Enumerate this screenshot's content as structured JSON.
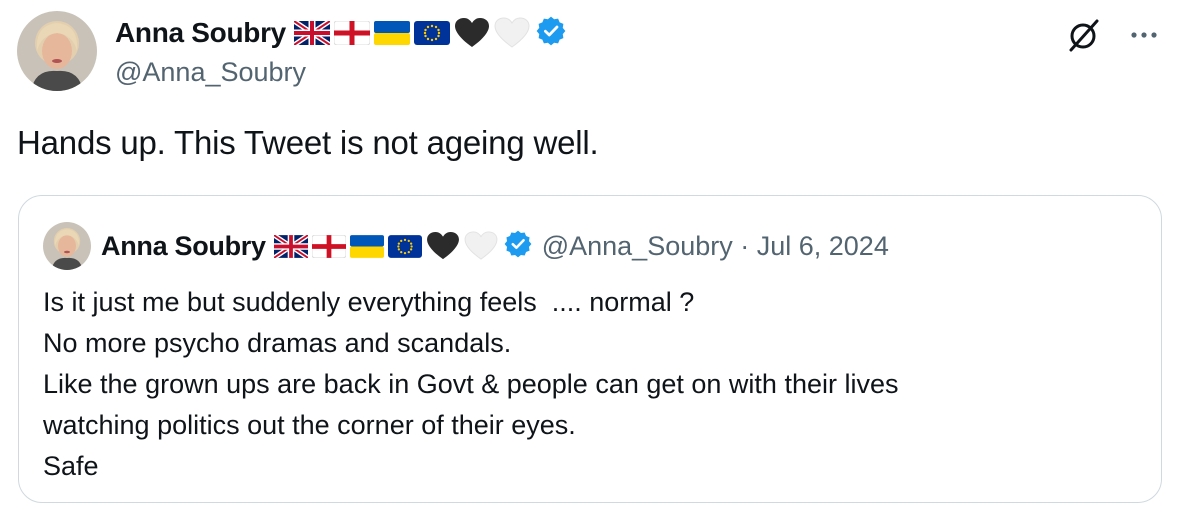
{
  "tweet": {
    "author": {
      "display_name": "Anna Soubry",
      "handle": "@Anna_Soubry",
      "emoji_flags": [
        "uk-flag",
        "england-flag",
        "ukraine-flag",
        "eu-flag",
        "black-heart",
        "white-heart"
      ],
      "verified": true
    },
    "text": "Hands up. This Tweet is not ageing well.",
    "icons": {
      "grok": "grok-icon",
      "more": "more-icon"
    },
    "quote": {
      "author": {
        "display_name": "Anna Soubry",
        "handle": "@Anna_Soubry",
        "verified": true
      },
      "handle_date": "@Anna_Soubry · Jul 6, 2024",
      "lines": [
        "Is it just me but suddenly everything feels  .... normal ?",
        "No more psycho dramas and scandals.",
        "Like the grown ups are back in Govt & people can get on with their lives",
        "watching politics out the corner of their eyes.",
        "Safe"
      ]
    }
  },
  "colors": {
    "text": "#0f1419",
    "secondary": "#536471",
    "border": "#cfd9de",
    "verified_blue": "#1d9bf0"
  }
}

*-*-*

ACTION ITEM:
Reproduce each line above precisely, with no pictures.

RESULT BELOW:
Enumerate this screenshot's content as structured JSON.
{
  "tweet": {
    "author": {
      "display_name": "Anna Soubry",
      "handle": "@Anna_Soubry",
      "emoji_flags": [
        "uk-flag",
        "england-flag",
        "ukraine-flag",
        "eu-flag",
        "black-heart",
        "white-heart"
      ],
      "verified": true
    },
    "text": "Hands up. This Tweet is not ageing well.",
    "icons": {
      "grok": "grok-icon",
      "more": "more-icon"
    },
    "quote": {
      "author": {
        "display_name": "Anna Soubry",
        "handle": "@Anna_Soubry",
        "verified": true
      },
      "handle_date": "@Anna_Soubry · Jul 6, 2024",
      "lines": [
        "Is it just me but suddenly everything feels  .... normal ?",
        "No more psycho dramas and scandals.",
        "Like the grown ups are back in Govt & people can get on with their lives",
        "watching politics out the corner of their eyes.",
        "Safe"
      ]
    }
  },
  "colors": {
    "text": "#0f1419",
    "secondary": "#536471",
    "border": "#cfd9de",
    "verified_blue": "#1d9bf0"
  }
}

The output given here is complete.